A life on the ocean waves might not be everyone’s idea of heaven, but for the 185 members of HMS Lancaster’s ship’s company, the next nine months are the culmination of months of hard work.
The ship heads off to the Caribbean later this month for a deployment centred around maritime security.
Before that however, sailors from HMS Lancaster made a special trip to their ship’s home city as part of a four-day stopover.
Commanding Officer Peter Laughton sailed the Type 23 Duke Class vessel into Liverpool, where the crew spent time with local dignitaries as well as catching up with their families and friends before their next long haul trip.
The ship was primarily in the region for affiliation duties with the city of Lancaster, the highlight of which was a ceremony at Lancaster Town Hall.
Commander Laughton was joined by 85 members of the ship’s company on the trip to Lancaster, where they took part in a static parade outside the town hall, at which formal re-dedication of the Freedom of the City Scroll took place.
The ship’s company was inspected by Lancaster mayor Susie Charles, and the ceremony was accompanied by The Band of The King’s Division. Commander Laughton, who assumed command of HMS Lancaster in November 2013, said: “I was absolutely thrilled to bring HMS Lancaster to the Port of Liverpool in order to re-affirm our strong links with the city of Lancaster.
“With the last ‘hometown’ visit conducted in 2007, this really was a fabulous and much anticipated opportunity to exercise the ‘Freedom of the City of Lancaster’.
During the stay, representatives from Lancaster charity Unique Kidz & Co made a trip to the ship, where they were presented with a cheque for £350. As HMS Lancaster’s chosen charity for 2015, member’s of the ship’s company have been busy fundraising for Unique Kidz while on board. HMS Lancaster was built on the Clyde as the fourth of the Type 23 frigates joining the fleet in 1992.
It is carrying a new state-of-the-art Wildcat helicopter for its first deployment. The versatile multi-role ship can typically be deployed drug-busting in the Caribbean or East of Suez on maritime security patrols.
And after two weeks of training in Portsmouth, the ship will head off to the North and South Atlantic for its nine month deployment. Commander Laughton has led his crew – which includes just two women – over the last year on operations and in training around the UK, along with a five week inspection, in preparation for the Caribbean trip.
The commander, who has been in the Navy for 23 years, said: “We will be going to North and South Atlantic region for nine months; we are looking at 30,000 nautical miles in 18 different countries.

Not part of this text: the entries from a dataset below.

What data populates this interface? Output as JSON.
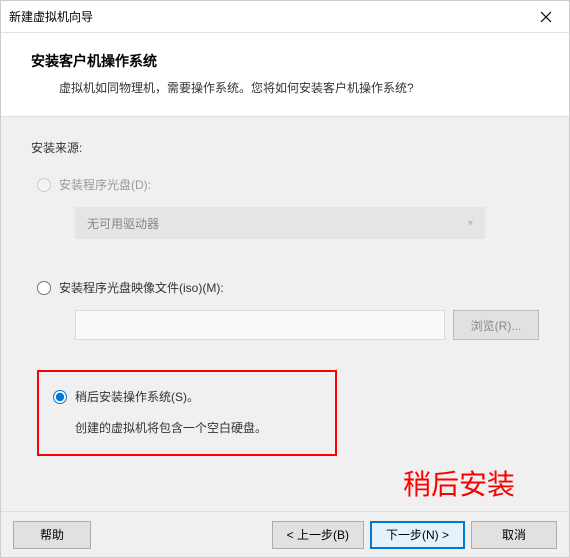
{
  "window": {
    "title": "新建虚拟机向导"
  },
  "header": {
    "title": "安装客户机操作系统",
    "description": "虚拟机如同物理机，需要操作系统。您将如何安装客户机操作系统?"
  },
  "content": {
    "source_label": "安装来源:",
    "option_disc": "安装程序光盘(D):",
    "disc_select": "无可用驱动器",
    "option_iso": "安装程序光盘映像文件(iso)(M):",
    "iso_path": "",
    "browse_label": "浏览(R)...",
    "option_later": "稍后安装操作系统(S)。",
    "later_description": "创建的虚拟机将包含一个空白硬盘。"
  },
  "annotation": "稍后安装",
  "footer": {
    "help": "帮助",
    "back": "< 上一步(B)",
    "next": "下一步(N) >",
    "cancel": "取消"
  }
}
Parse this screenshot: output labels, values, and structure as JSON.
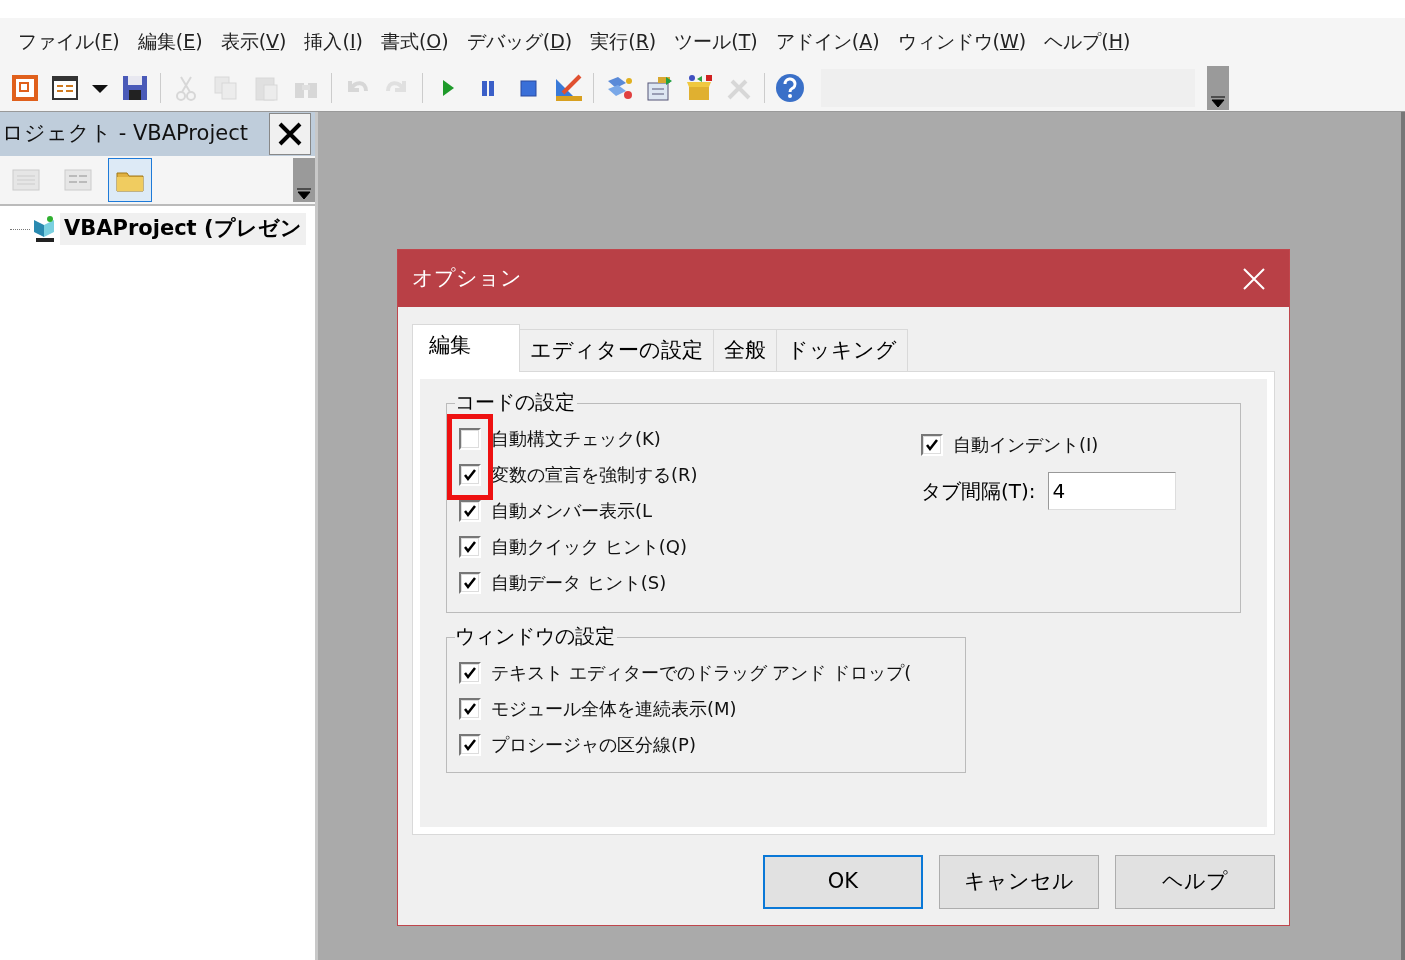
{
  "menu_bar": [
    "ファイル(F)",
    "編集(E)",
    "表示(V)",
    "挿入(I)",
    "書式(O)",
    "デバッグ(D)",
    "実行(R)",
    "ツール(T)",
    "アドイン(A)",
    "ウィンドウ(W)",
    "ヘルプ(H)"
  ],
  "toolbar": [
    {
      "disabled": false
    },
    {
      "disabled": false
    },
    {
      "disabled": false
    },
    {
      "disabled": false
    },
    {
      "disabled": true
    },
    {
      "disabled": true
    },
    {
      "disabled": true
    },
    {
      "disabled": true
    },
    {
      "disabled": true
    },
    {
      "disabled": true
    },
    {
      "disabled": false
    },
    {
      "disabled": false
    },
    {
      "disabled": false
    },
    {
      "disabled": false
    },
    {
      "disabled": false
    },
    {
      "disabled": false
    },
    {
      "disabled": false
    },
    {
      "disabled": true
    },
    {
      "disabled": false
    }
  ],
  "project_panel": {
    "title": "ロジェクト - VBAProject",
    "buttons": [
      {
        "selected": false
      },
      {
        "selected": false
      },
      {
        "selected": true
      }
    ],
    "tree": [
      {
        "label": "VBAProject (プレゼン"
      }
    ]
  },
  "dialog": {
    "title": "オプション",
    "tabs": [
      {
        "label": "編集",
        "selected": true
      },
      {
        "label": "エディターの設定",
        "selected": false
      },
      {
        "label": "全般",
        "selected": false
      },
      {
        "label": "ドッキング",
        "selected": false
      }
    ],
    "code_settings": {
      "title": "コードの設定",
      "options": [
        {
          "label": "自動構文チェック(K)",
          "checked": false
        },
        {
          "label": "変数の宣言を強制する(R)",
          "checked": true
        },
        {
          "label": "自動メンバー表示(L",
          "checked": true
        },
        {
          "label": "自動クイック ヒント(Q)",
          "checked": true
        },
        {
          "label": "自動データ ヒント(S)",
          "checked": true
        }
      ],
      "auto_indent": {
        "label": "自動インデント(I)",
        "checked": true
      },
      "tab_width": {
        "label": "タブ間隔(T):",
        "value": "4"
      }
    },
    "window_settings": {
      "title": "ウィンドウの設定",
      "options": [
        {
          "label": "テキスト エディターでのドラッグ アンド ドロップ(",
          "checked": true
        },
        {
          "label": "モジュール全体を連続表示(M)",
          "checked": true
        },
        {
          "label": "プロシージャの区分線(P)",
          "checked": true
        }
      ]
    },
    "buttons": [
      {
        "label": "OK",
        "kind": "default"
      },
      {
        "label": "キャンセル",
        "kind": "normal"
      },
      {
        "label": "ヘルプ",
        "kind": "normal"
      }
    ]
  }
}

“This is a really fantastic example of the Royal Navy acting as maritime security and engaging with other navies. We will be on call if needed to provide humanitarian relief, but ultimately it is protecting our nation’s interests and security – we will be kept pretty busy. It’s what you join the Navy for, and the crew are all really looking forward to it.

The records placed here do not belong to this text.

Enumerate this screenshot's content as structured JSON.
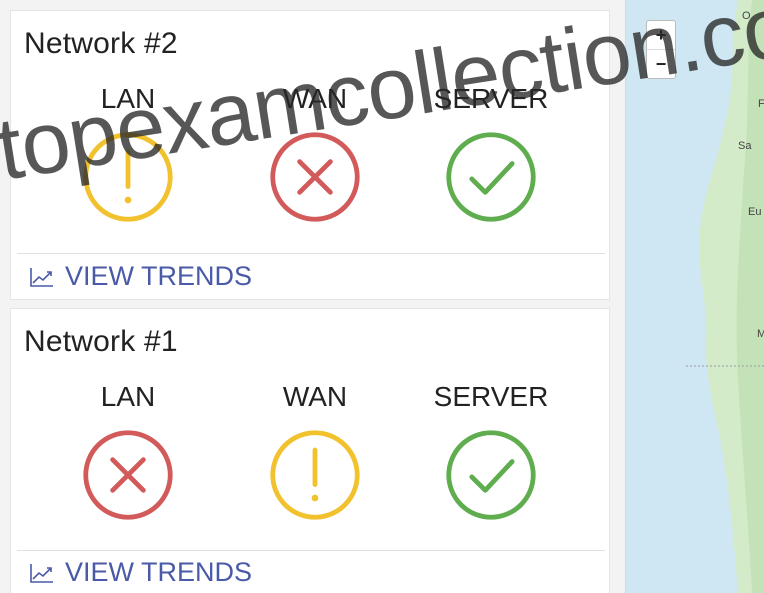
{
  "networks": [
    {
      "title": "Network #2",
      "statuses": [
        {
          "label": "LAN",
          "state": "warning",
          "icon": "warning-icon"
        },
        {
          "label": "WAN",
          "state": "error",
          "icon": "error-icon"
        },
        {
          "label": "SERVER",
          "state": "ok",
          "icon": "check-icon"
        }
      ],
      "trends_label": "VIEW TRENDS"
    },
    {
      "title": "Network #1",
      "statuses": [
        {
          "label": "LAN",
          "state": "error",
          "icon": "error-icon"
        },
        {
          "label": "WAN",
          "state": "warning",
          "icon": "warning-icon"
        },
        {
          "label": "SERVER",
          "state": "ok",
          "icon": "check-icon"
        }
      ],
      "trends_label": "VIEW TRENDS"
    }
  ],
  "map": {
    "zoom_in_label": "+",
    "zoom_out_label": "−",
    "labels": [
      "O",
      "F",
      "Sa",
      "Eu",
      "M"
    ]
  },
  "colors": {
    "warning": "#f2c12e",
    "error": "#d25a5a",
    "ok": "#5fad4e",
    "link": "#4a5aa6"
  },
  "watermark": "topexamcollection.com"
}
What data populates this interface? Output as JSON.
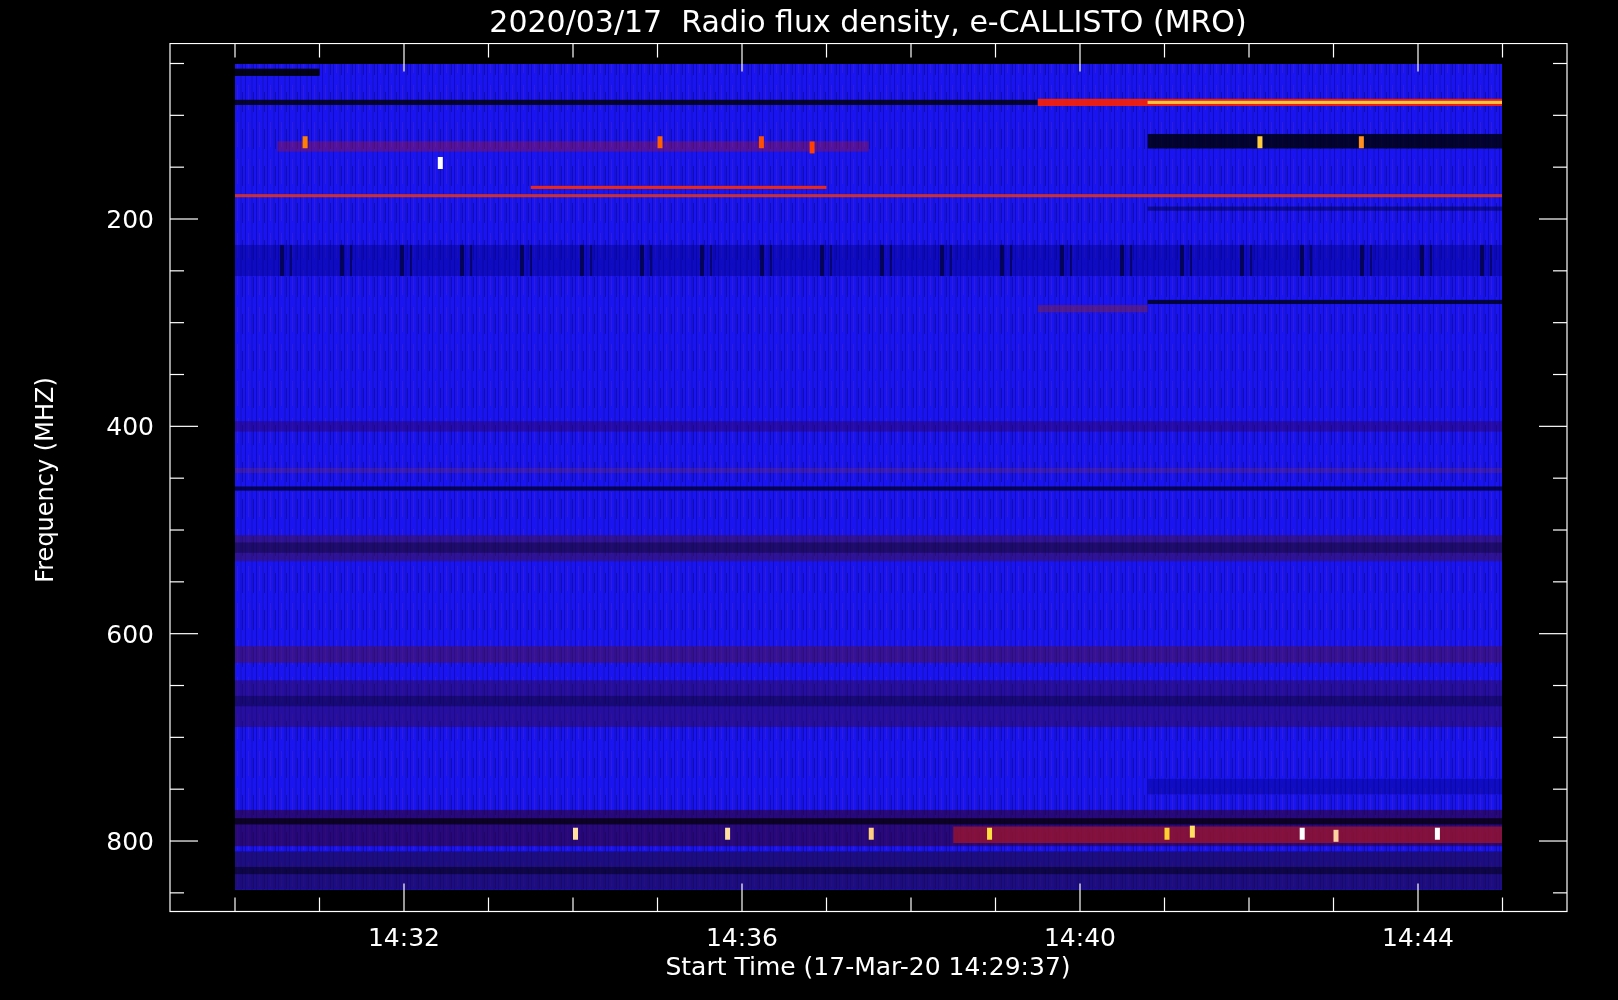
{
  "title": "2020/03/17  Radio flux density, e-CALLISTO (MRO)",
  "y_axis": {
    "label": "Frequency (MHZ)",
    "ticks": [
      "200",
      "400",
      "600",
      "800"
    ]
  },
  "x_axis": {
    "label": "Start Time (17-Mar-20 14:29:37)",
    "ticks": [
      "14:32",
      "14:36",
      "14:40",
      "14:44"
    ]
  }
}
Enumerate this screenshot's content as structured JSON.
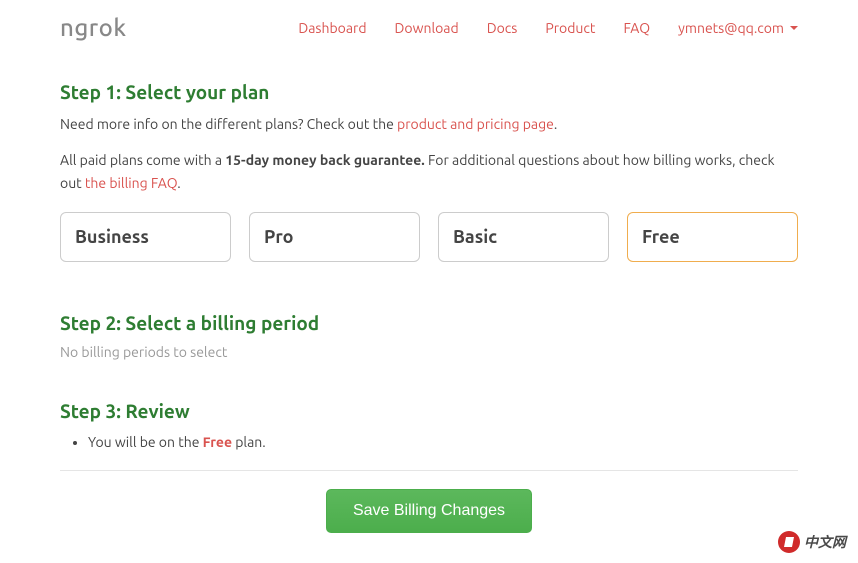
{
  "header": {
    "logo": "ngrok",
    "nav": {
      "dashboard": "Dashboard",
      "download": "Download",
      "docs": "Docs",
      "product": "Product",
      "faq": "FAQ"
    },
    "user_email": "ymnets@qq.com"
  },
  "step1": {
    "title": "Step 1: Select your plan",
    "intro_prefix": "Need more info on the different plans? Check out the ",
    "intro_link": "product and pricing page",
    "intro_suffix": ".",
    "guarantee_prefix": "All paid plans come with a ",
    "guarantee_bold": "15-day money back guarantee.",
    "guarantee_suffix_1": " For additional questions about how billing works, check out ",
    "guarantee_link": "the billing FAQ",
    "guarantee_suffix_2": ".",
    "plans": {
      "business": "Business",
      "pro": "Pro",
      "basic": "Basic",
      "free": "Free"
    }
  },
  "step2": {
    "title": "Step 2: Select a billing period",
    "no_periods": "No billing periods to select"
  },
  "step3": {
    "title": "Step 3: Review",
    "review_prefix": "You will be on the ",
    "review_plan": "Free",
    "review_suffix": " plan."
  },
  "save_button": "Save Billing Changes",
  "watermark": "中文网"
}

“They will work hard but have a great deal of fun too.
“They are all ambassadors for their country and they behave accordingly.
“I have a hugely talented ship’s company; they are very professional and they make my job very easy for me.
“For me to lead them is the most wonderful privilege in the world, and there’s not a day goes by when I don’t learn something,” added Commander Laughton.